Work order. Each record must be output exactly and in full.

BEGIN

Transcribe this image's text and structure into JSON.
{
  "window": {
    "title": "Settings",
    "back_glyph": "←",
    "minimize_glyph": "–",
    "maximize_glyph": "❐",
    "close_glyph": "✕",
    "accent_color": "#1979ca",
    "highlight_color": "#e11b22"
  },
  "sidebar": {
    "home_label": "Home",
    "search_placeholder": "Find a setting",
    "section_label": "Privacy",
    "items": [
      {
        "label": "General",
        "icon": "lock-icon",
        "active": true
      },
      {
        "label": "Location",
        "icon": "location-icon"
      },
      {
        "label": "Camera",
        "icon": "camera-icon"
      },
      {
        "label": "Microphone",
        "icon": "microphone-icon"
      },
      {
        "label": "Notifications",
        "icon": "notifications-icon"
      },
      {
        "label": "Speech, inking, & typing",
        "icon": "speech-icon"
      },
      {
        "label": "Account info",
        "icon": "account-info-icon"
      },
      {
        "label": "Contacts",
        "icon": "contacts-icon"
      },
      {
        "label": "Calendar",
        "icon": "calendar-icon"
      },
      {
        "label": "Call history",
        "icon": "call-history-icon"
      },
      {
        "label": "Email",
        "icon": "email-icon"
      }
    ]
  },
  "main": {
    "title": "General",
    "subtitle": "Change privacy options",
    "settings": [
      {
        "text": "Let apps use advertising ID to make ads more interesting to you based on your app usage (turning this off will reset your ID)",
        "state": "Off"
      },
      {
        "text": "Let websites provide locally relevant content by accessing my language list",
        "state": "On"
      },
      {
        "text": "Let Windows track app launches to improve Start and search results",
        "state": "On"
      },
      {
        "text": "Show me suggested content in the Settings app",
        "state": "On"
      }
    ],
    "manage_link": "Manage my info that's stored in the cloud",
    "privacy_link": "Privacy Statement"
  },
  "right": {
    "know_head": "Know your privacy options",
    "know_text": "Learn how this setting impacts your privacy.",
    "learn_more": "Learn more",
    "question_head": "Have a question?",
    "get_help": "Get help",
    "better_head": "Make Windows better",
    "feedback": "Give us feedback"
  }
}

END

Response area.
Transcribe this image's text and structure into JSON.
{
  "window": {
    "title": "Settings",
    "back_glyph": "←",
    "minimize_glyph": "–",
    "maximize_glyph": "❐",
    "close_glyph": "✕",
    "accent_color": "#1979ca",
    "highlight_color": "#e11b22"
  },
  "sidebar": {
    "home_label": "Home",
    "search_placeholder": "Find a setting",
    "section_label": "Privacy",
    "items": [
      {
        "label": "General",
        "icon": "lock-icon",
        "active": true
      },
      {
        "label": "Location",
        "icon": "location-icon"
      },
      {
        "label": "Camera",
        "icon": "camera-icon"
      },
      {
        "label": "Microphone",
        "icon": "microphone-icon"
      },
      {
        "label": "Notifications",
        "icon": "notifications-icon"
      },
      {
        "label": "Speech, inking, & typing",
        "icon": "speech-icon"
      },
      {
        "label": "Account info",
        "icon": "account-info-icon"
      },
      {
        "label": "Contacts",
        "icon": "contacts-icon"
      },
      {
        "label": "Calendar",
        "icon": "calendar-icon"
      },
      {
        "label": "Call history",
        "icon": "call-history-icon"
      },
      {
        "label": "Email",
        "icon": "email-icon"
      }
    ]
  },
  "main": {
    "title": "General",
    "subtitle": "Change privacy options",
    "settings": [
      {
        "text": "Let apps use advertising ID to make ads more interesting to you based on your app usage (turning this off will reset your ID)",
        "state": "Off"
      },
      {
        "text": "Let websites provide locally relevant content by accessing my language list",
        "state": "On"
      },
      {
        "text": "Let Windows track app launches to improve Start and search results",
        "state": "On"
      },
      {
        "text": "Show me suggested content in the Settings app",
        "state": "On"
      }
    ],
    "manage_link": "Manage my info that's stored in the cloud",
    "privacy_link": "Privacy Statement"
  },
  "right": {
    "know_head": "Know your privacy options",
    "know_text": "Learn how this setting impacts your privacy.",
    "learn_more": "Learn more",
    "question_head": "Have a question?",
    "get_help": "Get help",
    "better_head": "Make Windows better",
    "feedback": "Give us feedback"
  }
}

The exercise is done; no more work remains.